** Task to carry out **
If a line includes "Captured", copy it out of the entries.

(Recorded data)

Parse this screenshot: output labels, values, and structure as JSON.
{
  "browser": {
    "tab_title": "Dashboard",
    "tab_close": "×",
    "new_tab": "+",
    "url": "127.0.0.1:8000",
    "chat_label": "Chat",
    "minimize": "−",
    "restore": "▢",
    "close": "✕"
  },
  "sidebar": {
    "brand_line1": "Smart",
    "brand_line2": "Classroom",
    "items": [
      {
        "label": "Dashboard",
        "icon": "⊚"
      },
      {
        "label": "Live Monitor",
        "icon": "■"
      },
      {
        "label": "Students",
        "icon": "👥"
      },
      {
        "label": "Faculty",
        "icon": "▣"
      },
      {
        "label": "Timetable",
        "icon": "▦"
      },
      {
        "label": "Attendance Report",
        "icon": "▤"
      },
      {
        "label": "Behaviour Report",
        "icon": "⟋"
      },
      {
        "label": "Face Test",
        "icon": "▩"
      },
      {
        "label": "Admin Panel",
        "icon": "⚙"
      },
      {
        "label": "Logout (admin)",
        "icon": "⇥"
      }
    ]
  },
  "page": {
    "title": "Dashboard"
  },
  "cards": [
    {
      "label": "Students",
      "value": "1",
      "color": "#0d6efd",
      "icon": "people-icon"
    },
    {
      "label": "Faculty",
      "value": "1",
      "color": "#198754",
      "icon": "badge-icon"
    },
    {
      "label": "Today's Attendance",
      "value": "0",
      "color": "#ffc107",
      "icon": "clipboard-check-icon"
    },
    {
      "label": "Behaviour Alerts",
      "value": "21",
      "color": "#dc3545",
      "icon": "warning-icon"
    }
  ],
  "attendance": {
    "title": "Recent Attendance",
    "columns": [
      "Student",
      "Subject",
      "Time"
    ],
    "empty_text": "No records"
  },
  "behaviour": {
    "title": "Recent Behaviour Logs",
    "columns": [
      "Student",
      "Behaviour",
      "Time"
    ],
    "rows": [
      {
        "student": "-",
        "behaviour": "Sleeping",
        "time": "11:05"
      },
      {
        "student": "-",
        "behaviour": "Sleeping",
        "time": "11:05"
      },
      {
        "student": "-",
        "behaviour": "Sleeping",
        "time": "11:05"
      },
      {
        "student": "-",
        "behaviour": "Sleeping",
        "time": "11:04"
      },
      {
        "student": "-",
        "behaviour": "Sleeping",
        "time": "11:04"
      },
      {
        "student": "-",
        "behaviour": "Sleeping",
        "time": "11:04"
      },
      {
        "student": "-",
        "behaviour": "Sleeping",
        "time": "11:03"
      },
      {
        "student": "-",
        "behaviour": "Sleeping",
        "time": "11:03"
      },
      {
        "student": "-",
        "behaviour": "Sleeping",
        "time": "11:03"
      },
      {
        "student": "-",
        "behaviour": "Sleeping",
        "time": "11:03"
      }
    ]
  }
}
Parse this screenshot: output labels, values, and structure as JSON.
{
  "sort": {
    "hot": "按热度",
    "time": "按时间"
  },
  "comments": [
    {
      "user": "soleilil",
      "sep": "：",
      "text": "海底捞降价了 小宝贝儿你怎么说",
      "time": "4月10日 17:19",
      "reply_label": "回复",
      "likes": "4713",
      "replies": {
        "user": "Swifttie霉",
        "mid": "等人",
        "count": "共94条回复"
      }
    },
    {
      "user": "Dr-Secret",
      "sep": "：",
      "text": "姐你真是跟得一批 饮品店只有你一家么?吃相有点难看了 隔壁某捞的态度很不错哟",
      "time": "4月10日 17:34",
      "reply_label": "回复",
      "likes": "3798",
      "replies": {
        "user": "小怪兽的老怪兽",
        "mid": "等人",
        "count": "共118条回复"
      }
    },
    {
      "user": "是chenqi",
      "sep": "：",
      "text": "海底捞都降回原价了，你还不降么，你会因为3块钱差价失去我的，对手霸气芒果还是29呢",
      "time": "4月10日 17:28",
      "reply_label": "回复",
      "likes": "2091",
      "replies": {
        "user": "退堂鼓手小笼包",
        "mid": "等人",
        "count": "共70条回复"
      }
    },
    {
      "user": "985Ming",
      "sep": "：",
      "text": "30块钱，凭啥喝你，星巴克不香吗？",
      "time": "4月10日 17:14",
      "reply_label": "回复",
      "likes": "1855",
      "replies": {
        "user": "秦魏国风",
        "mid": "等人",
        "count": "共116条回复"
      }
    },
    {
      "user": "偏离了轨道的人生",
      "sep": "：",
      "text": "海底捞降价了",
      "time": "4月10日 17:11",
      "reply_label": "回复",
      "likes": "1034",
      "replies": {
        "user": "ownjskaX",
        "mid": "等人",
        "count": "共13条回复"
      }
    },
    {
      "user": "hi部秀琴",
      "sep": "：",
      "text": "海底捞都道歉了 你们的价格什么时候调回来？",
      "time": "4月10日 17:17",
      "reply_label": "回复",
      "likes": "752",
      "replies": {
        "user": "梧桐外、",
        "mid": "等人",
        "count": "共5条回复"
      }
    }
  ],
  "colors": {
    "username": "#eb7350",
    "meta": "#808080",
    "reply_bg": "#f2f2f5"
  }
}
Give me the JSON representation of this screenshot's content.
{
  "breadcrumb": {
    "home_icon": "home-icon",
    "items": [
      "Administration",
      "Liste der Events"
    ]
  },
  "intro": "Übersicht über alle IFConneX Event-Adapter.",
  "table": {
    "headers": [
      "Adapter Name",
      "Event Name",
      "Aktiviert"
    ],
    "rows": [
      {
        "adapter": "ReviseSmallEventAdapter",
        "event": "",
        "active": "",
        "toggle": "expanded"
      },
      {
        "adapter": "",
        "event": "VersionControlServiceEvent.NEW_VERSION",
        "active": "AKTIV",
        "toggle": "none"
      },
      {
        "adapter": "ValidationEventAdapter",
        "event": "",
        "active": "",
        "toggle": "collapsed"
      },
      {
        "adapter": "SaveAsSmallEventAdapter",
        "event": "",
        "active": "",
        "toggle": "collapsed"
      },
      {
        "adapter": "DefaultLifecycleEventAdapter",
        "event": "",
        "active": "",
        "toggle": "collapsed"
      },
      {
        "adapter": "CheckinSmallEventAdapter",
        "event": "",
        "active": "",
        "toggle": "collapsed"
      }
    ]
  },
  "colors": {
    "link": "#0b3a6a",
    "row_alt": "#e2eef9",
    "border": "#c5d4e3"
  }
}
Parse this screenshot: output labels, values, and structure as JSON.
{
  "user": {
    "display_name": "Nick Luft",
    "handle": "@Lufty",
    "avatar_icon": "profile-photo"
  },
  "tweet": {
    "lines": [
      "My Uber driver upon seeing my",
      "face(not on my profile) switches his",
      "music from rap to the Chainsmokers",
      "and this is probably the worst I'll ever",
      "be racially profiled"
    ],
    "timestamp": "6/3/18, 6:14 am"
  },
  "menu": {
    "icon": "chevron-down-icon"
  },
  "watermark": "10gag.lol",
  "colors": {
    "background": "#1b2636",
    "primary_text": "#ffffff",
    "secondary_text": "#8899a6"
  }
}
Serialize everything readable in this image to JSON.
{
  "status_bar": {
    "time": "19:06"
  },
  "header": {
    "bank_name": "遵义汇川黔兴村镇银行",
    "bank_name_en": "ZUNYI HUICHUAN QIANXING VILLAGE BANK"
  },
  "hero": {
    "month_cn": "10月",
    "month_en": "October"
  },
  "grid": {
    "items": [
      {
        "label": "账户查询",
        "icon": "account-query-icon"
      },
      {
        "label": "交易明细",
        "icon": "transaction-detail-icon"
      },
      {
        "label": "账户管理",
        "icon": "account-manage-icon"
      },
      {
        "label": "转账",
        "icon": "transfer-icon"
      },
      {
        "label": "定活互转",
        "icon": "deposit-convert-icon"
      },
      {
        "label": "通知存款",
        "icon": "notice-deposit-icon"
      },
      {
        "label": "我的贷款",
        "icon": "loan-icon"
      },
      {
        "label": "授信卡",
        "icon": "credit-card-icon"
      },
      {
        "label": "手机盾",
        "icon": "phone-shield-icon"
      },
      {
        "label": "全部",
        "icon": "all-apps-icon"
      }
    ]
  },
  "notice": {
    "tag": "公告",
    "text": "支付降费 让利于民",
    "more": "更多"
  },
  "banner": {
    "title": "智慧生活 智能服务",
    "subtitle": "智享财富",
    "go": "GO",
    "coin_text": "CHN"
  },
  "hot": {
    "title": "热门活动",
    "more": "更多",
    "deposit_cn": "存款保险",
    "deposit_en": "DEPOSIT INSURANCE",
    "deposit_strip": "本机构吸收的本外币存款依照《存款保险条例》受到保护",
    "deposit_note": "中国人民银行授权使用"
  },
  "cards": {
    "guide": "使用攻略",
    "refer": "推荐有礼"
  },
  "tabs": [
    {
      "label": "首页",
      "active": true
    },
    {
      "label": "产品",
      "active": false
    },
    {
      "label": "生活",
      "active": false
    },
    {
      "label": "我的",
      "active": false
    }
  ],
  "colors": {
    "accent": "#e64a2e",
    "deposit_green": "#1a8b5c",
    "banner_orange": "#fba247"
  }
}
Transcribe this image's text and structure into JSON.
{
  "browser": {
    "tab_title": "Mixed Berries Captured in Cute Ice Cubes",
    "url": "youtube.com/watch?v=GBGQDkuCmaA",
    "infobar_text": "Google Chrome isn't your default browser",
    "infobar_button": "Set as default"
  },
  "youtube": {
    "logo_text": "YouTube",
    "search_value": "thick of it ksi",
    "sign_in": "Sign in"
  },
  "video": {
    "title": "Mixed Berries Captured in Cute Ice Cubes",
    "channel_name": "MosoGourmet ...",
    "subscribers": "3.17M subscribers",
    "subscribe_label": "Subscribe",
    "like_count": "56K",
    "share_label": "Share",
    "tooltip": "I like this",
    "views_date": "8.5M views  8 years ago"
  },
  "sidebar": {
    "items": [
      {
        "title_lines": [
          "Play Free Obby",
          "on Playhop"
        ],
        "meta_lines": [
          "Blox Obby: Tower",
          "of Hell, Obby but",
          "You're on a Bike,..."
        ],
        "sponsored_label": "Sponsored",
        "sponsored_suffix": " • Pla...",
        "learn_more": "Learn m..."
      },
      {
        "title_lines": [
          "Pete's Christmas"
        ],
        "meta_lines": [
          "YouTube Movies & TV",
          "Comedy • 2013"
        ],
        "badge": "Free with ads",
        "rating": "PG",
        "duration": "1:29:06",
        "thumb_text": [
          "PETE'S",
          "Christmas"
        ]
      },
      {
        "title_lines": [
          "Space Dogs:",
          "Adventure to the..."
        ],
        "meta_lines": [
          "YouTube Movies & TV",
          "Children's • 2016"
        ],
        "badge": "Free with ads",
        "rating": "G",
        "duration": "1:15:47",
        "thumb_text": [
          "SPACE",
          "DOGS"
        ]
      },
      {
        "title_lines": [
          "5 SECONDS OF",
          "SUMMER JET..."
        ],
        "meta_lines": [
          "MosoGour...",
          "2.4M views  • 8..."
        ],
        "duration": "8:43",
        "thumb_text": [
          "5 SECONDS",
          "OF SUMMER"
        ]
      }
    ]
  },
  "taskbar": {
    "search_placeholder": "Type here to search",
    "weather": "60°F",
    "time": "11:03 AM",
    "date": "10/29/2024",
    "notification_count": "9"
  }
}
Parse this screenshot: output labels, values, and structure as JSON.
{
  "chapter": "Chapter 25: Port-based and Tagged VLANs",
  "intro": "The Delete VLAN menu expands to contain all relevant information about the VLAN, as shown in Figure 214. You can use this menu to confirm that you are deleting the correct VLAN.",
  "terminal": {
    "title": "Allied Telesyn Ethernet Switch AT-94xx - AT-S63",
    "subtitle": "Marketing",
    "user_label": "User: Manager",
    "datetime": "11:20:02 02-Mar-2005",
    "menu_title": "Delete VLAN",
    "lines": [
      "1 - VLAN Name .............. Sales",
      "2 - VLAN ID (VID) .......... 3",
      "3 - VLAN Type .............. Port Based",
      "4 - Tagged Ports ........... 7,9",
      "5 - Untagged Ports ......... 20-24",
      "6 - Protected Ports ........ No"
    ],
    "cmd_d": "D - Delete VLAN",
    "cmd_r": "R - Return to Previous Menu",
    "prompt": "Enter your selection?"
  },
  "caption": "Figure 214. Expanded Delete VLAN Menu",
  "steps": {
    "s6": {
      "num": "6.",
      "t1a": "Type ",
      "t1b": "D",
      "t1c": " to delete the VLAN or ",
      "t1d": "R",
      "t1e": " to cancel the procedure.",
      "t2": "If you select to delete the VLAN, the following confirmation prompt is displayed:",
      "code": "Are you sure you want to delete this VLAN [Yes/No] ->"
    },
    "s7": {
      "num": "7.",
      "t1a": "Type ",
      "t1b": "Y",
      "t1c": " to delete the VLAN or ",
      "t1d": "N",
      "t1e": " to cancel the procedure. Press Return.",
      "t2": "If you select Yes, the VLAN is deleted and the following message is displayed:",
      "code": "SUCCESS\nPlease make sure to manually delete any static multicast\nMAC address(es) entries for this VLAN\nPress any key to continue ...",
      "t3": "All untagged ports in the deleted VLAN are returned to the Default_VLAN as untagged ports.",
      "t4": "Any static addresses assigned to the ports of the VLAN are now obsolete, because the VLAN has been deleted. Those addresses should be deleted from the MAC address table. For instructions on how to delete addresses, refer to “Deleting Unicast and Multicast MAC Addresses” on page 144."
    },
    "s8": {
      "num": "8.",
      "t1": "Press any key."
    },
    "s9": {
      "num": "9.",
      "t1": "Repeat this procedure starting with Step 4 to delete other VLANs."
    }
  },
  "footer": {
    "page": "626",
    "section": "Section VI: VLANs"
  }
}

** Task response **
    "tab_title": "Mixed Berries Captured in Cute Ice Cubes",
    "title": "Mixed Berries Captured in Cute Ice Cubes",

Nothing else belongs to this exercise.